I am currently facing a situation that I am not sure how to handle.

Basically, there is this problem $$A$$. Problem $$A$$ has been a hot topic in the past $$5$$ years. Last year, a paper was published in a very reputable journal (IEEE Transactions on Information Theory) that proposed a new algorithm that consists of $$2$$ sub-algorithms, $$A_1, A_2$$ that are both used to solve the problem. Here is the caveat, Algorithm $$A_1$$ was shown to eventually converge without any run time gurantee (shown to converge with finite number of steps), while $$A_2$$ was shown to take $$O(n^5)$$.

My paper is essentially replacing $$A_1$$ with a new algorithm which is guaranteed to terminate correctly in $$O(n\log n)$$, hence bringing the overall time complexity when combined with $$A_2$$ to $$O(n^6\log n)$$.

So far, so good. I am fairly certain the paper can get accepted into the same journal since the new algorithm is highly non trivial and provides lots of new insight on the problem. However, 2 weeks ago, I was wrapping up everything and decided to give algorithm $$A_2$$ another read as well as its proofs. That's when I faced some problems.

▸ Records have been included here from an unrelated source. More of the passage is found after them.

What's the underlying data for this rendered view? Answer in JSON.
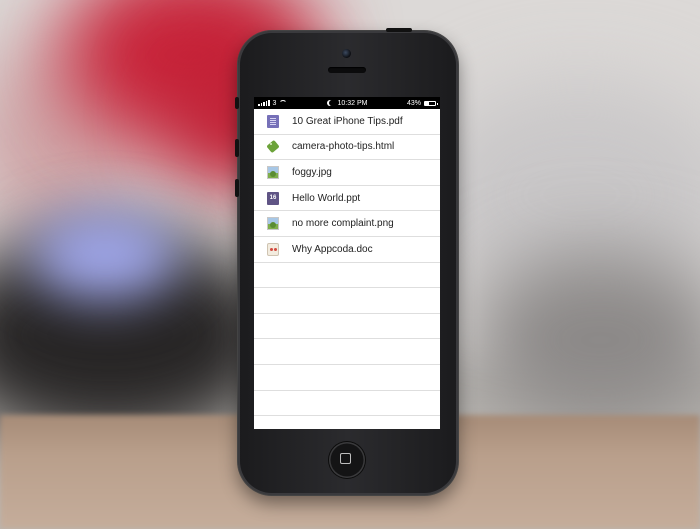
{
  "statusbar": {
    "carrier": "3",
    "time": "10:32 PM",
    "battery_percent": "43%",
    "battery_level": 0.43
  },
  "files": [
    {
      "name": "10 Great iPhone Tips.pdf",
      "icon": "pdf-icon"
    },
    {
      "name": "camera-photo-tips.html",
      "icon": "html-tag-icon"
    },
    {
      "name": "foggy.jpg",
      "icon": "image-icon"
    },
    {
      "name": "Hello World.ppt",
      "icon": "ppt-calendar-icon",
      "badge": "16"
    },
    {
      "name": "no more complaint.png",
      "icon": "image-icon"
    },
    {
      "name": "Why Appcoda.doc",
      "icon": "doc-icon"
    }
  ],
  "empty_rows": 6,
  "colors": {
    "pdf_icon": "#7670b8",
    "html_icon": "#6ca33a",
    "ppt_icon": "#5f5485",
    "row_divider": "#dedede"
  }
}
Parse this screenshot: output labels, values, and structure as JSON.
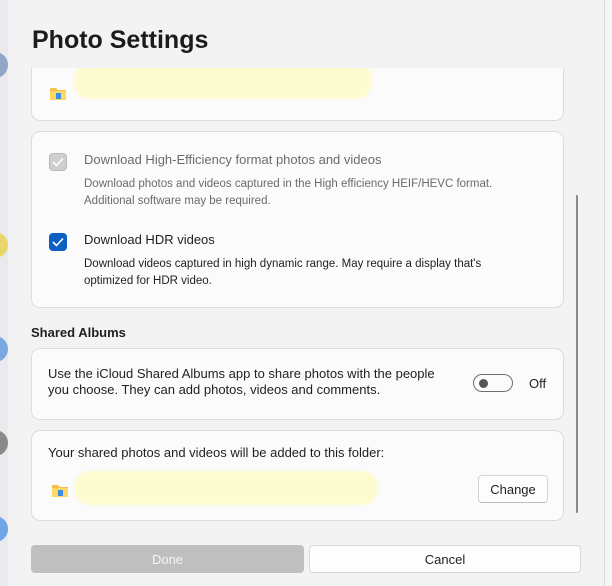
{
  "dialog": {
    "title": "Photo Settings"
  },
  "options": {
    "heif": {
      "label": "Download High-Efficiency format photos and videos",
      "description": "Download photos and videos captured in the High efficiency HEIF/HEVC format. Additional software may be required.",
      "checked": true,
      "disabled": true
    },
    "hdr": {
      "label": "Download HDR videos",
      "description": "Download videos captured in high dynamic range. May require a display that's optimized for HDR video.",
      "checked": true,
      "disabled": false
    }
  },
  "shared_albums": {
    "section_label": "Shared Albums",
    "toggle_description": "Use the iCloud Shared Albums app to share photos with the people you choose. They can add photos, videos and comments.",
    "toggle_state_label": "Off",
    "toggle_on": false,
    "folder_caption": "Your shared photos and videos will be added to this folder:",
    "change_label": "Change"
  },
  "footer": {
    "done_label": "Done",
    "cancel_label": "Cancel"
  },
  "icons": {
    "folder": "folder-icon",
    "check": "checkmark-icon"
  },
  "colors": {
    "accent": "#0b60c4",
    "redaction": "#fdfbd0",
    "done_disabled": "#bfbfbf"
  }
}
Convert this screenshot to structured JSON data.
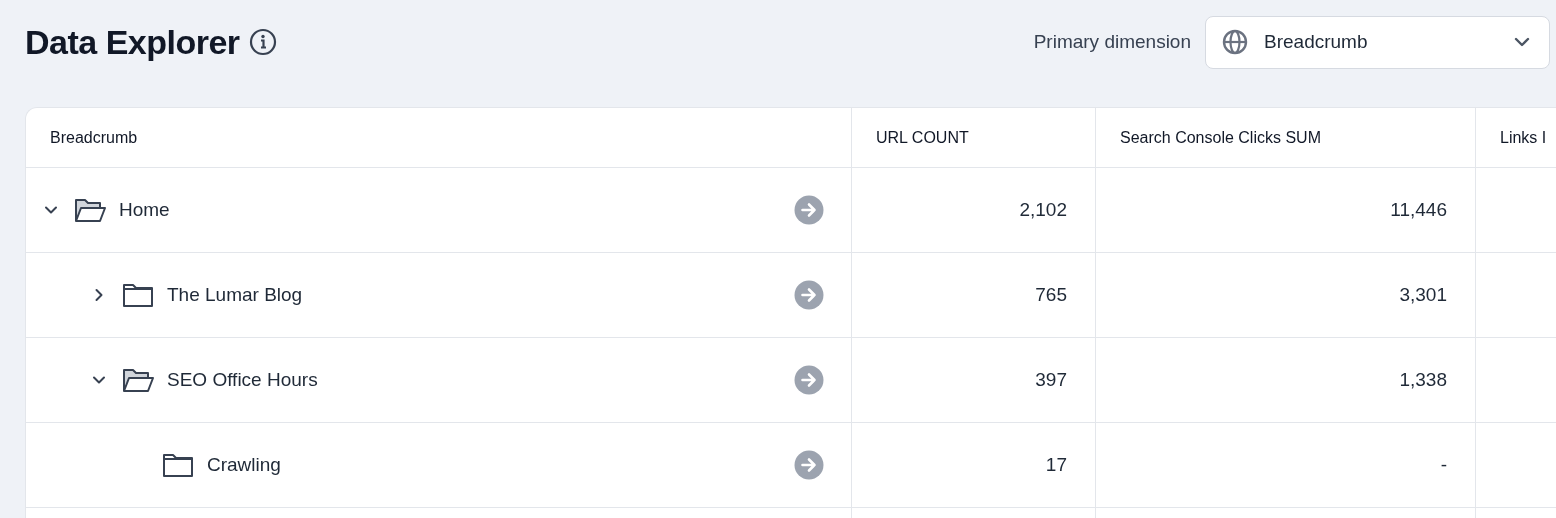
{
  "page": {
    "title": "Data Explorer"
  },
  "primary_dimension": {
    "label": "Primary dimension",
    "value": "Breadcrumb"
  },
  "table": {
    "columns": [
      "Breadcrumb",
      "URL COUNT",
      "Search Console Clicks SUM",
      "Links I"
    ],
    "rows": [
      {
        "name": "Home",
        "expanded": true,
        "url_count": "2,102",
        "clicks": "11,446",
        "children": [
          {
            "name": "The Lumar Blog",
            "expanded": false,
            "url_count": "765",
            "clicks": "3,301"
          },
          {
            "name": "SEO Office Hours",
            "expanded": true,
            "url_count": "397",
            "clicks": "1,338",
            "children": [
              {
                "name": "Crawling",
                "url_count": "17",
                "clicks": "-"
              }
            ]
          }
        ]
      }
    ]
  }
}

One of the proofs in that paper is faulty, beyond repair. The author did a very big jump, and I managed to come up with a counter example essentially showing that the theorem he "proved" is false. I tried to fix his algorithm, but I couldn't. So I tried approaching it from a new perspective using his method, and I managed to get a new algorithm that replaces the faulty $$A_2$$, but it ran in $$O(n^6)$$.

Here is my problem, my advisor thinks I should definitely include this in my paper as I've essentially replaced both algorithms $$A_1, A_2$$. However, If I just say I have an $$O(n^6)$$ when there is an $$O(n^5)$$ known, its going to raise eye brows. The only way I can pass this is if I actually take jabs at $$A_2$$ and show that its actually wrong, but I feel that "attacking" a paper in my first publication is a really bad idea.

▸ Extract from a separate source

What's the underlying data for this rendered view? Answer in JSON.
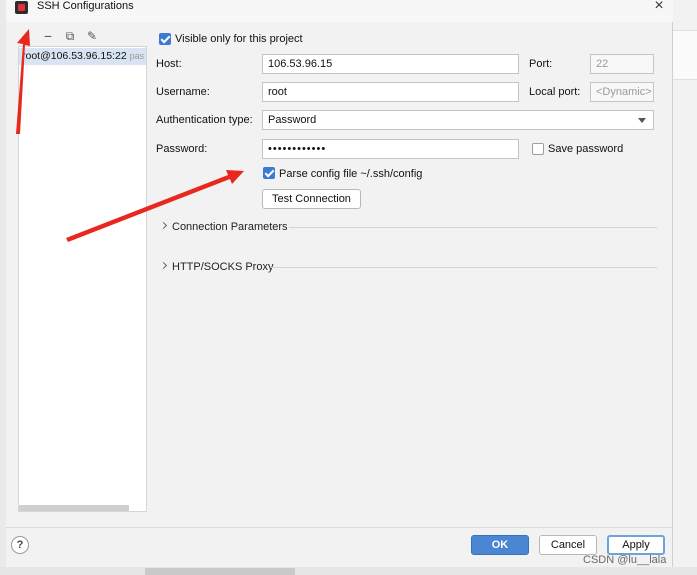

Any ideas?

EDIT: Contacted the author and he acknowledged the mistake. He agreed to be mentioned in the new paper and he showed quite the interest in the $$O(n\log n)$$ algorithm. He also contacted IEEE Transactions to see if they can add a correcting note. This went way smoother than I thought it would. Thanks everyone!

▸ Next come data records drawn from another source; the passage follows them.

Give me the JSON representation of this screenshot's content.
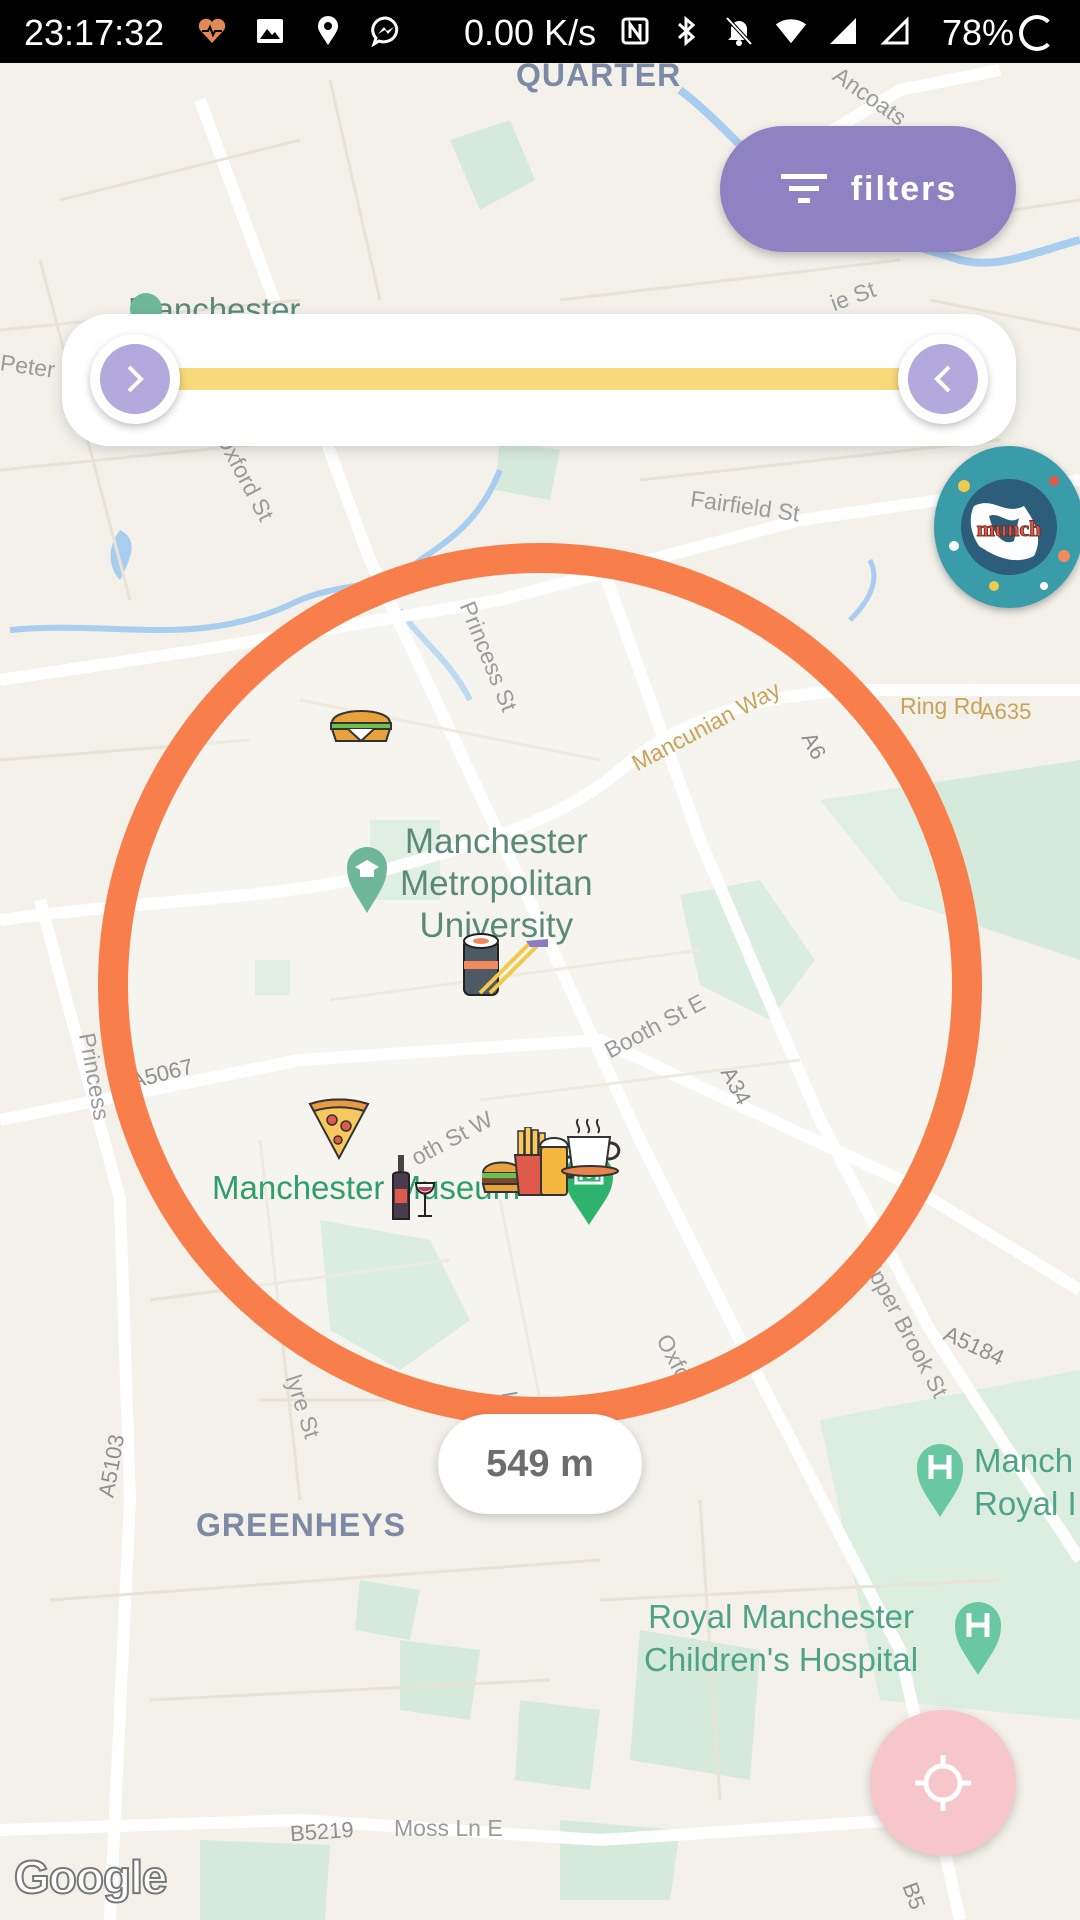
{
  "status_bar": {
    "time": "23:17:32",
    "network_speed": "0.00 K/s",
    "battery": "78%",
    "icons_left": [
      "heart-rate-icon",
      "image-icon",
      "location-icon",
      "messenger-icon"
    ],
    "icons_right": [
      "nfc-icon",
      "bluetooth-icon",
      "mute-icon",
      "wifi-icon",
      "signal-icon",
      "signal-empty-icon"
    ]
  },
  "map": {
    "area_labels": {
      "quarter": "QUARTER",
      "greenheys": "GREENHEYS"
    },
    "streets": {
      "oxford_st": "Oxford St",
      "fairfield_st": "Fairfield St",
      "princess_st": "Princess St",
      "mancunian_way": "Mancunian Way",
      "a6": "A6",
      "ring_rd": "Ring Rd",
      "a635": "A635",
      "a5067": "A5067",
      "booth_st_e": "Booth St E",
      "booth_st_w": "oth St W",
      "a34": "A34",
      "upper_brook_st": "Upper Brook St",
      "a5184": "A5184",
      "a5103": "A5103",
      "ancoats": "Ancoats",
      "peter": "Peter",
      "oxford_rd": "Oxford",
      "lloyd": "Llo",
      "boundary_st": "lyre St",
      "b5219": "B5219",
      "moss_ln_e": "Moss Ln E",
      "b5": "B5",
      "princess_left": "Princess",
      "ie_st": "ie St"
    },
    "pois": {
      "manchester_top": "Manchester",
      "mmu_line1": "Manchester",
      "mmu_line2": "Metropolitan",
      "mmu_line3": "University",
      "museum": "Manchester Museum",
      "royal_line1": "Manch",
      "royal_line2": "Royal I",
      "childrens_line1": "Royal Manchester",
      "childrens_line2": "Children's Hospital"
    },
    "attribution": "Google",
    "search_radius": {
      "label": "549 m",
      "ring_color": "#f87e4b"
    },
    "food_markers": [
      "sandwich-icon",
      "sushi-icon",
      "pizza-icon",
      "wine-icon",
      "burger-icon",
      "fries-icon",
      "beer-icon",
      "coffee-icon"
    ]
  },
  "filters_button": {
    "label": "filters",
    "color": "#8f82c2"
  },
  "price_slider": {
    "min_fraction": 0.0,
    "max_fraction": 1.0,
    "track_color": "#f7d97a",
    "handle_color": "#b3a9dc"
  },
  "logo": {
    "text": "munch"
  },
  "locate_button": {
    "icon": "crosshair-icon",
    "color": "#f7c6cb"
  }
}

• Finding and fixing a flaw in a paper is not a bad thing and a good scholar would not consider it an "attack", but rather the normal process of research Sep 21, 2018 at 18:40
• It's not bad at all, people do it all the time and nobody gets offended if you point out that the algorithm is wrong (if it indeed is). Sep 21, 2018 at 18:40
• Seconding the two comments above; with a small caveat. Phrasing is important. Saying "However, there appears to be a flaw in a key lemma, and the stated runtime guarantee does not follow from the analysis; it is unclear if it holds." is reasonable; saying "The authors' proof is wrong and beyond repair, and their algorithm does not work." may be less of a good idea. Sep 21, 2018 at 21:36
• You should also consider contacting the author privately before submitting the paper and/or making it public. Although it sounds like you and your advisor are confident that there is really a counterexample to one of the author's claims and that the original algorithm is flawed, there is a small chance that you are misunderstanding the argument and/or that there is a simple workaround you are overlooking. Being in clear communication with the original author will make your life easier. Sep 22, 2018 at 11:42
• @user3508551: Here's a secret -- getting a polite note from a graduate student saying that your theorem is broken actually feels, on net, good. Yes, of course you feel sad to learn you made a mistake and your theorem is wrong, but on the other hand, getting concrete evidence that someone smart spent a lot of time reading and thinking about your work is very rewarding. Sep 24, 2018 at 9:07

• Contacted the author and he acknowledged the mistake. He agreed to be mentioned in the new paper and he showed quite the interest in the $O(n\log n)$ algorithm. He also contacted IEEE Transactions to see if they can add a correcting note. This went way smoother than I thought it would. Thanks you! Sep 23, 2018 at 17:17